As a part of Belmont’s continued celebration of Black History Month, the University brought in guest speaker, educator and quartet member Ron McCurdy to put on his performance of the Langston Hughes Project, a multimedia concert performance of Langston Hughes’ kaleidoscopic Jazz poem suite, “Ask Your Mama: 12 Moods for Jazz.”
Langston Hughes, a graduate of Lincoln University and member of a historically black fraternity, is remembered for being a popular activist during the Harlem Renaissance. Hughes wrote “Ask Your Mama” as a response to riots and incidents at the Newport Jazz Festival. In McCurdy’s performance, he puts a spin on this poem to further educate viewers about significant people, places and events of the Harlem Renaissance.
McCurdy is currently a professor of music in the Thornton School of Music at the University of Southern California and was previously president of the International Association for Jazz Education. He has released two CDs, been published by Warner Bros and serves as the director of the Walt Disney All-American College Band and the of the National Grammy Vocal Jazz Ensemble and combo.

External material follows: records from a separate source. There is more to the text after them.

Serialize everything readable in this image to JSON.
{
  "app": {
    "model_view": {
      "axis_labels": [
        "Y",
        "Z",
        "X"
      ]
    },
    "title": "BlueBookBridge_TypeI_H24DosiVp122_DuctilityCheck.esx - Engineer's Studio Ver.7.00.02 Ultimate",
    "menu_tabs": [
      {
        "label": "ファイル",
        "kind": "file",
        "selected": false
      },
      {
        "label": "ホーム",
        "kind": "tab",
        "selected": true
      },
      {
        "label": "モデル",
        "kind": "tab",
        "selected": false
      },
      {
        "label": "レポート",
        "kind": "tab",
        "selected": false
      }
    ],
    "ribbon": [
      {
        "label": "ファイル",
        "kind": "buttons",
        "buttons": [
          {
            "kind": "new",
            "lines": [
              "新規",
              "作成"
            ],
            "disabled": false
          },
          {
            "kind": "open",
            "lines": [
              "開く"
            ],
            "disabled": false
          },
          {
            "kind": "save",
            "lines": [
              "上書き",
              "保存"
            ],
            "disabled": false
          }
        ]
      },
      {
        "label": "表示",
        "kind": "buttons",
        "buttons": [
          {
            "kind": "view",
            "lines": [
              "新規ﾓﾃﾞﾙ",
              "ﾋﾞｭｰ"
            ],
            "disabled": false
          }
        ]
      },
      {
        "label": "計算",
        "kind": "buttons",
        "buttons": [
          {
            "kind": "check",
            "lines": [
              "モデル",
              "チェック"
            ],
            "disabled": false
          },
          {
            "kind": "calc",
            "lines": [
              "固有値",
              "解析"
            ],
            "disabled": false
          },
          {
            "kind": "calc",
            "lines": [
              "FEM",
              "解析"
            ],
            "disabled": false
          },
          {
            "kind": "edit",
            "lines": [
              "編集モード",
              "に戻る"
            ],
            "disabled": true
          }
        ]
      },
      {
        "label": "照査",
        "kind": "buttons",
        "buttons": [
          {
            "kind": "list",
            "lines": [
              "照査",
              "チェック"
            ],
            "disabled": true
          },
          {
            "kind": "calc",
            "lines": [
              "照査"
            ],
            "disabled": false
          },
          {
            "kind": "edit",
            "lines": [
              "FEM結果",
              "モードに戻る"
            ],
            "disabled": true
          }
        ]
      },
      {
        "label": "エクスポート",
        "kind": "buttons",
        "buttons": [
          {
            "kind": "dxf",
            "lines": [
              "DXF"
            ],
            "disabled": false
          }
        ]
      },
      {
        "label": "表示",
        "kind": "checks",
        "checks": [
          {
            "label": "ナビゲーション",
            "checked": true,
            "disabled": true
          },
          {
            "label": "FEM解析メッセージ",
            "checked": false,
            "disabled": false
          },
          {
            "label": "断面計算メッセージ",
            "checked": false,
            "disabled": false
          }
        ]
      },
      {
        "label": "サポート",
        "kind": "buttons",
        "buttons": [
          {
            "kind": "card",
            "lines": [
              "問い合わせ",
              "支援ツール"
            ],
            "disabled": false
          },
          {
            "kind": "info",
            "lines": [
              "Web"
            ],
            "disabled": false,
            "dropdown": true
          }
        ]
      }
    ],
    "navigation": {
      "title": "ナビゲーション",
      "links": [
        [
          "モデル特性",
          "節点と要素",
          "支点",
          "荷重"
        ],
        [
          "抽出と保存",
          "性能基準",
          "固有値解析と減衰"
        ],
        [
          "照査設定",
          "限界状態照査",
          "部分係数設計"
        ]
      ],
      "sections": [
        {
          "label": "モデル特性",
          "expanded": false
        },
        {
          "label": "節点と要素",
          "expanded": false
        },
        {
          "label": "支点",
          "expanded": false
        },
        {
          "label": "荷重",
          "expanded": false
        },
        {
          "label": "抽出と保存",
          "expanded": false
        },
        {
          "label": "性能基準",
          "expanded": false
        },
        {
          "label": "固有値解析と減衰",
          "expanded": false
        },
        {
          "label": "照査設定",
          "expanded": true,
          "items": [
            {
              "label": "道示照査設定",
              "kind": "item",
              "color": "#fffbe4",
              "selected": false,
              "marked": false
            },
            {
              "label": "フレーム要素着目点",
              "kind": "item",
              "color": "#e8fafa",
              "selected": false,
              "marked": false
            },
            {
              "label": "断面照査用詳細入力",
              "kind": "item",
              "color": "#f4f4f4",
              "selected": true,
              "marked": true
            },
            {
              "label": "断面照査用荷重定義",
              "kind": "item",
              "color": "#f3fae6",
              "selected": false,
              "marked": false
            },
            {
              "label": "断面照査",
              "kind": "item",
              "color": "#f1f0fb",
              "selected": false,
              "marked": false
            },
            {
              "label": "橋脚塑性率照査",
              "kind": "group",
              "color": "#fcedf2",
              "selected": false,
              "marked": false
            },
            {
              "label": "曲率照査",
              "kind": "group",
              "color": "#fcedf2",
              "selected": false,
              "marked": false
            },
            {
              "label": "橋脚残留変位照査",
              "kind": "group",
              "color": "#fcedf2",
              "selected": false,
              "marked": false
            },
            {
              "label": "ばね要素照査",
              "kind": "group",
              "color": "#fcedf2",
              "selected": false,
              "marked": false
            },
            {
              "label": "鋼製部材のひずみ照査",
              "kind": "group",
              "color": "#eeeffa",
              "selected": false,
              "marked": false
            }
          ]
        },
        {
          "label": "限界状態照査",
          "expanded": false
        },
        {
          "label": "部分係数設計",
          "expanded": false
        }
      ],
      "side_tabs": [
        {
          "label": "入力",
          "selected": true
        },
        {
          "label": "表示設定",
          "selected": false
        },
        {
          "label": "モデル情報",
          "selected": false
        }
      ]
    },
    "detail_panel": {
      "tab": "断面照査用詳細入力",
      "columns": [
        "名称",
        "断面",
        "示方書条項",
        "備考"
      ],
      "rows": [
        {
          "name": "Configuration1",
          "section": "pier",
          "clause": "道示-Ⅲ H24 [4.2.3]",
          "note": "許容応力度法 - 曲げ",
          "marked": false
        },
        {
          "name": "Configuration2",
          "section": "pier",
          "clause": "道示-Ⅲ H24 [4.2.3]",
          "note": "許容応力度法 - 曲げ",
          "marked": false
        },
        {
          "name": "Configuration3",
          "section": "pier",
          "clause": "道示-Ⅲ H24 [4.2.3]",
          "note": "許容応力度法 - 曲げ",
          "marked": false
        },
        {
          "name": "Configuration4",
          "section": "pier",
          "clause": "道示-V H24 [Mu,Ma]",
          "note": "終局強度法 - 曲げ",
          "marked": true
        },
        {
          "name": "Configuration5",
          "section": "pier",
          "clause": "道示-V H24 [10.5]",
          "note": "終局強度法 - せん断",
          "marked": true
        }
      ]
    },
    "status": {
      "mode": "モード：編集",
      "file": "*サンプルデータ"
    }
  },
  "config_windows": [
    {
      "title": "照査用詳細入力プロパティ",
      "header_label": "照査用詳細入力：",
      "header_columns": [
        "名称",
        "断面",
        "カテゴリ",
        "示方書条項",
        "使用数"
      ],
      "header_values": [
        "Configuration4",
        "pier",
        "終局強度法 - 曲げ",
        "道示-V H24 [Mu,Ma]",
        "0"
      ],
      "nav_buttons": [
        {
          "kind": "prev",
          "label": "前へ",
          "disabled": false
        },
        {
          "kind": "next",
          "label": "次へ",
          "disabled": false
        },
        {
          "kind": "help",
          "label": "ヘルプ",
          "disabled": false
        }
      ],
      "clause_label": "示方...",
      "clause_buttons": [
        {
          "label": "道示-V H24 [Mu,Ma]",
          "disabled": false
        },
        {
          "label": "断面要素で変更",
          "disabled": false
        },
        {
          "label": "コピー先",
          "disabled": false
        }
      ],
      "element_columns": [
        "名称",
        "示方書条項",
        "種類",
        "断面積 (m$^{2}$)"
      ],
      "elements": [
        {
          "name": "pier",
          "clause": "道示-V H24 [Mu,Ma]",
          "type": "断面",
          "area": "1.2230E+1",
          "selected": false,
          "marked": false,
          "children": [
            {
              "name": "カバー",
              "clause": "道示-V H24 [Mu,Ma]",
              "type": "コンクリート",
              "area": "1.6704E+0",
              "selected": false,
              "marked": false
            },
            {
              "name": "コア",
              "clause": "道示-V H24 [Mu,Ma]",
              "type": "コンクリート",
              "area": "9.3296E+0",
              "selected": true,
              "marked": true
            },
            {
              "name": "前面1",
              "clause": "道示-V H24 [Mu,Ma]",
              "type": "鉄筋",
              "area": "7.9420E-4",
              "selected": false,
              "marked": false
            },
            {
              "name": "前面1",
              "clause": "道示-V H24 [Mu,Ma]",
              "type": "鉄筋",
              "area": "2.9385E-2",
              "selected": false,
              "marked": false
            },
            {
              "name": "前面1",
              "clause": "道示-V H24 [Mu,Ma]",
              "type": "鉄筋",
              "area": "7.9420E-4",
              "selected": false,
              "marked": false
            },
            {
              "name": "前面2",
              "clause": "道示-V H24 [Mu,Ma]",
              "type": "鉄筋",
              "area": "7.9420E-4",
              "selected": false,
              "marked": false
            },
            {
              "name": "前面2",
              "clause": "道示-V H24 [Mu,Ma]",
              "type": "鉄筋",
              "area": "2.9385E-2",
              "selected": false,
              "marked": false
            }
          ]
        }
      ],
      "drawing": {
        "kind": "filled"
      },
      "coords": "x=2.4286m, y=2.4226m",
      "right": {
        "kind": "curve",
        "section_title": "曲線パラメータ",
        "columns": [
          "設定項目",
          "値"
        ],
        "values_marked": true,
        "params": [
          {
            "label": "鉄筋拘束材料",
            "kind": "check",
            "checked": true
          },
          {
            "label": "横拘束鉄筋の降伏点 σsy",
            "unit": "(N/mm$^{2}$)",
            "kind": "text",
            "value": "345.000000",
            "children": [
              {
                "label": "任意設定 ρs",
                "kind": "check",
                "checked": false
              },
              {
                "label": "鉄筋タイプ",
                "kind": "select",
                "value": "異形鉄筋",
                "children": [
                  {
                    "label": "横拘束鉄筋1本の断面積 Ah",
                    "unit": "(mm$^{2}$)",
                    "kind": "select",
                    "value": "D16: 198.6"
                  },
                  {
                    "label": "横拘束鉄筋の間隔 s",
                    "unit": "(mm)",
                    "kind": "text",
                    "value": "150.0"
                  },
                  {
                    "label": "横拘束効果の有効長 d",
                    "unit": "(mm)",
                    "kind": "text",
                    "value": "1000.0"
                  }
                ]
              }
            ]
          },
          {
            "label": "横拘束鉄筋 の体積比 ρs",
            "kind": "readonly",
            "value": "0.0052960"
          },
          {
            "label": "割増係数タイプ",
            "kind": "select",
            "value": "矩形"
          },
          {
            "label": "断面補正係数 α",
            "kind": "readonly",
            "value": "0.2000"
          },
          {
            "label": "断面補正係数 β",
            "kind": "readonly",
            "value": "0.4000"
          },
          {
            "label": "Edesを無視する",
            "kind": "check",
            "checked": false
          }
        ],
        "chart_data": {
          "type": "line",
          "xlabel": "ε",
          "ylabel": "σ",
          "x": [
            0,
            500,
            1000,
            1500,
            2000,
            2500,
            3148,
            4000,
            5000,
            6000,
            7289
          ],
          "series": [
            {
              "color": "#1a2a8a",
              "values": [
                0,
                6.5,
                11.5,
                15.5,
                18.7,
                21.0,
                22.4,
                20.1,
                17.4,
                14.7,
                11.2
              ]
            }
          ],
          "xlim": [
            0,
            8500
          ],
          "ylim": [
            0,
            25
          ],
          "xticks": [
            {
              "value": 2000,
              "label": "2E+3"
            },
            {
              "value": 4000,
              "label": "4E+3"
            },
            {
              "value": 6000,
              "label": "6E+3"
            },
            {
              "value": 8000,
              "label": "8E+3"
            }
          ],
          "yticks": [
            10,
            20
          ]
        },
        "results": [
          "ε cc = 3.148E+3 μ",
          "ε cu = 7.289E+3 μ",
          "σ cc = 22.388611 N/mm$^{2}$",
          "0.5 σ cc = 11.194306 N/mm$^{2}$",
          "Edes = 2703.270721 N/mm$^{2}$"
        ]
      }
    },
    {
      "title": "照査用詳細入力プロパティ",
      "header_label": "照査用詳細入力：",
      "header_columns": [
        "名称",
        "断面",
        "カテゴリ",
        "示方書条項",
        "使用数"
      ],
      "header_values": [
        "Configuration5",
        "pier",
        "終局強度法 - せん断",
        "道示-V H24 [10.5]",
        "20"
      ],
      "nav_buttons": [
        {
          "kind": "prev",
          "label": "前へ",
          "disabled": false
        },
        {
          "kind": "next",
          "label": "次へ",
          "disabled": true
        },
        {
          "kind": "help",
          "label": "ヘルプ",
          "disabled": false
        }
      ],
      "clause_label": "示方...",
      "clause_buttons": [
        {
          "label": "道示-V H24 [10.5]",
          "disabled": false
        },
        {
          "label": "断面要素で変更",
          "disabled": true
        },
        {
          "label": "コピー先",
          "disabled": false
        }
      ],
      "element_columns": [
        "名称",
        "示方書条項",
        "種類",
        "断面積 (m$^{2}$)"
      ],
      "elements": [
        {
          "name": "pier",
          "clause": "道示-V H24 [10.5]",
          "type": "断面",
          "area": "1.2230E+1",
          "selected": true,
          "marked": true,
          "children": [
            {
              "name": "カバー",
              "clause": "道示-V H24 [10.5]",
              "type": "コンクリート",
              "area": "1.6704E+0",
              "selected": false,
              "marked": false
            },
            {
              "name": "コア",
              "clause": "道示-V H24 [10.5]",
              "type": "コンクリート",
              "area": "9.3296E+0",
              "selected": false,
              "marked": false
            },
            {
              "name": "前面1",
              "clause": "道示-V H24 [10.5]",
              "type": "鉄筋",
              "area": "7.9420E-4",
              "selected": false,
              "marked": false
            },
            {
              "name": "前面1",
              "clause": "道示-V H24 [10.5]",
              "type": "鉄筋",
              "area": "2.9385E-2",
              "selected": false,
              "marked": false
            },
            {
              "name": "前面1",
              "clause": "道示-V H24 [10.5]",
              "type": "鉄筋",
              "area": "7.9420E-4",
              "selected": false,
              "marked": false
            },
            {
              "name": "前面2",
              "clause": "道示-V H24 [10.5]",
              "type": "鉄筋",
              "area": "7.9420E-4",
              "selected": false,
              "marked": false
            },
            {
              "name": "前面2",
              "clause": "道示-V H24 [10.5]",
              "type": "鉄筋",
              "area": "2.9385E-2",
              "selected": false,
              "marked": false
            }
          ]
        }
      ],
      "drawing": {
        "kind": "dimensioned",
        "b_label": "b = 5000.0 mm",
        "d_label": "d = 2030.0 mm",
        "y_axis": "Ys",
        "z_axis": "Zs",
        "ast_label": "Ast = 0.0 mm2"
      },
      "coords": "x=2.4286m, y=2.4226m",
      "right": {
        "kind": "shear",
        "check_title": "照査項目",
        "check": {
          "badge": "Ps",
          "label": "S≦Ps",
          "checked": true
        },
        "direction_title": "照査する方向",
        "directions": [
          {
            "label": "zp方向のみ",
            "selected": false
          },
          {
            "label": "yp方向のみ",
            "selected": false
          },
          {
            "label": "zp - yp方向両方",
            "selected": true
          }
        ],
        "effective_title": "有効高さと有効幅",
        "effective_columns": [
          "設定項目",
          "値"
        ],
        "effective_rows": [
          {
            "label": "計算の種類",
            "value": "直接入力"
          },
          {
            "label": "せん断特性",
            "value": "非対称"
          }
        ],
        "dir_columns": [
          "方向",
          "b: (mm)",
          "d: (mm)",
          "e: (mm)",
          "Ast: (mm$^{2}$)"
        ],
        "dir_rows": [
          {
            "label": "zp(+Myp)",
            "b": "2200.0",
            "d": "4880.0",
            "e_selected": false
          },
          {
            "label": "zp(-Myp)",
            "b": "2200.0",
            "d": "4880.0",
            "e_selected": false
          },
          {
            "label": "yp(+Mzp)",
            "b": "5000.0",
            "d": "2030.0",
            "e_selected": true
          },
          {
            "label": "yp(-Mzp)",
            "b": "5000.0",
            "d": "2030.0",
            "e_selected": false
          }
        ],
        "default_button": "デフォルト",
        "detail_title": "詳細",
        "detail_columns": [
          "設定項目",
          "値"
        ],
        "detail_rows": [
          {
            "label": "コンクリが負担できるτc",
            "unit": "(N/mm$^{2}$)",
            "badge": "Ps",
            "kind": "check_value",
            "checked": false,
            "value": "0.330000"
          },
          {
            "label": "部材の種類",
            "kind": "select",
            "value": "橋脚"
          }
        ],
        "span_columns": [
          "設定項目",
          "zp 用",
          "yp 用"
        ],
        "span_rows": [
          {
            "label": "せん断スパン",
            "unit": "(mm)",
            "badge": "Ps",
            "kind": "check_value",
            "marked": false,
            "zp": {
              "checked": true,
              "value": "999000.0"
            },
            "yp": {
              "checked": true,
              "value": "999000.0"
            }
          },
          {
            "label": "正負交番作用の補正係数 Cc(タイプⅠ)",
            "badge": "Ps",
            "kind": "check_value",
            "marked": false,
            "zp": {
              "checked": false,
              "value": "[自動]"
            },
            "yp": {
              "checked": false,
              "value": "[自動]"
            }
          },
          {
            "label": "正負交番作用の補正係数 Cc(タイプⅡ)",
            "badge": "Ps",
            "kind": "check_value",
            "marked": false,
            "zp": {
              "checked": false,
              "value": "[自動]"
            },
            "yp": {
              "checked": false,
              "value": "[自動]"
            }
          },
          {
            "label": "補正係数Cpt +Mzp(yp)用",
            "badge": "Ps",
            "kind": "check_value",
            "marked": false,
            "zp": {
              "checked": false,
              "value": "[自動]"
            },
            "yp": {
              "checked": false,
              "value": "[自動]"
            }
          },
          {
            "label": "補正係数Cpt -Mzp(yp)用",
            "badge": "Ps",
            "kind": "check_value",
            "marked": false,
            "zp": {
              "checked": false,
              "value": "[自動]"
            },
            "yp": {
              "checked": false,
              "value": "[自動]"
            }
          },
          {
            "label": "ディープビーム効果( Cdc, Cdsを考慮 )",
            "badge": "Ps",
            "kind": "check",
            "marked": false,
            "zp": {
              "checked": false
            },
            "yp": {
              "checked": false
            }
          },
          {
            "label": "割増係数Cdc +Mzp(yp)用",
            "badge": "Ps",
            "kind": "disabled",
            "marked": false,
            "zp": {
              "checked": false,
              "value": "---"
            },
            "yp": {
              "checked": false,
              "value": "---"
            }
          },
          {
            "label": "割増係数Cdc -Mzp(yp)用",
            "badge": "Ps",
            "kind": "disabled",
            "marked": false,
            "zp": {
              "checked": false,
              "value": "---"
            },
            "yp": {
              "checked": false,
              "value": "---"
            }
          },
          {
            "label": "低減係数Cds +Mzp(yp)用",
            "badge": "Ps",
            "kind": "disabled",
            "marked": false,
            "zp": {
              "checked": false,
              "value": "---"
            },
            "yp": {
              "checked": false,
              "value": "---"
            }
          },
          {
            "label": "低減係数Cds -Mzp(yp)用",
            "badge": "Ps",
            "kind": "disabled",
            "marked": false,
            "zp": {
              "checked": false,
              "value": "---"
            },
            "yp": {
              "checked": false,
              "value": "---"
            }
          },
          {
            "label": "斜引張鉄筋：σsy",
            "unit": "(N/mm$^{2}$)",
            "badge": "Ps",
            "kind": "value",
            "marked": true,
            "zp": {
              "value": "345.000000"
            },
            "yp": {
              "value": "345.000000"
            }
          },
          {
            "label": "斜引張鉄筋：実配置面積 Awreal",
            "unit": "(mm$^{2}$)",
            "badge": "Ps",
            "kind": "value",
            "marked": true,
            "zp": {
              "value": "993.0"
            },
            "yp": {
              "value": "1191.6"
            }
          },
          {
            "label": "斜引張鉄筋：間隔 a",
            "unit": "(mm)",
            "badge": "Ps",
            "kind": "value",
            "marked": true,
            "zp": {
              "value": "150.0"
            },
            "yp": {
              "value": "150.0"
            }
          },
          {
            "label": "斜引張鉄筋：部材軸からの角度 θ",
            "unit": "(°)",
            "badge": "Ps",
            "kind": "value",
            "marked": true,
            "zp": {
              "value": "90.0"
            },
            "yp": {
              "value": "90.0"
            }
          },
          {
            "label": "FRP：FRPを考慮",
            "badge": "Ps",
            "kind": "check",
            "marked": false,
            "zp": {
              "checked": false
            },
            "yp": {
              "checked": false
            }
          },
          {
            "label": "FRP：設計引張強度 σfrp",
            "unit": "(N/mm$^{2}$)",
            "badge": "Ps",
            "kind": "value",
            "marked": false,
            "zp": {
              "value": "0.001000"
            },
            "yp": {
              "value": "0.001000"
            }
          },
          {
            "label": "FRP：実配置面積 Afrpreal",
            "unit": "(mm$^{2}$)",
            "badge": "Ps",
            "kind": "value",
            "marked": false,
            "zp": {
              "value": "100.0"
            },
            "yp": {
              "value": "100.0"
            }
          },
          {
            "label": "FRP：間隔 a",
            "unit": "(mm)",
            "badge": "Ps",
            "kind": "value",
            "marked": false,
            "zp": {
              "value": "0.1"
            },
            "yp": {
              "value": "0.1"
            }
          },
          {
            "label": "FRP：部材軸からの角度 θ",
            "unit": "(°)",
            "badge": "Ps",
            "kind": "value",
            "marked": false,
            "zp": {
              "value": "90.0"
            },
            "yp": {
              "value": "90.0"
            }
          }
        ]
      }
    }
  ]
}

The event at Belmont was put on by the Black Student Association and the Office of Multicultural Learning and Experience on February 18. The event started with the president of the BSA introducing McCurdy who then gave background on the Langston Hughes project and shared some words of wisdom to the students and faculty.
McCurdy began by sharing the words of Langston Hughes that were written more than a century ago, yet are still important today and have helped the country heal after experiencing discrimination that is so evidently shown through tragedies such as the murder of George Floyd.
He remembered previous activists in his presentation, encouraging students and faculty to stand up for what they believe in now rather than later. “My grandmother always told me that if you don’t stand for anything, you’ll fall for anything,” said McCurdy as he reminded the audience that there’s no age to being passionate about something.
The night continued with a performance by the Ron McCurdy Quartet where McCurdy himself challenged the audience to ask themselves “what can I do individually or collectively to ensure that we as Americans can live up to the declaration ‘we hold these truths to be self-evident that all men are created equal?’”
The night ended with an opening for questions and discussions on the event while the chat system was flooded with kind comments about the significance and value of the event for the University.
The Ron McCurdy performance and more can be found at the Langston Hughes Project. Belmont University will have events for Black History Month through the end of February and more details can be found here.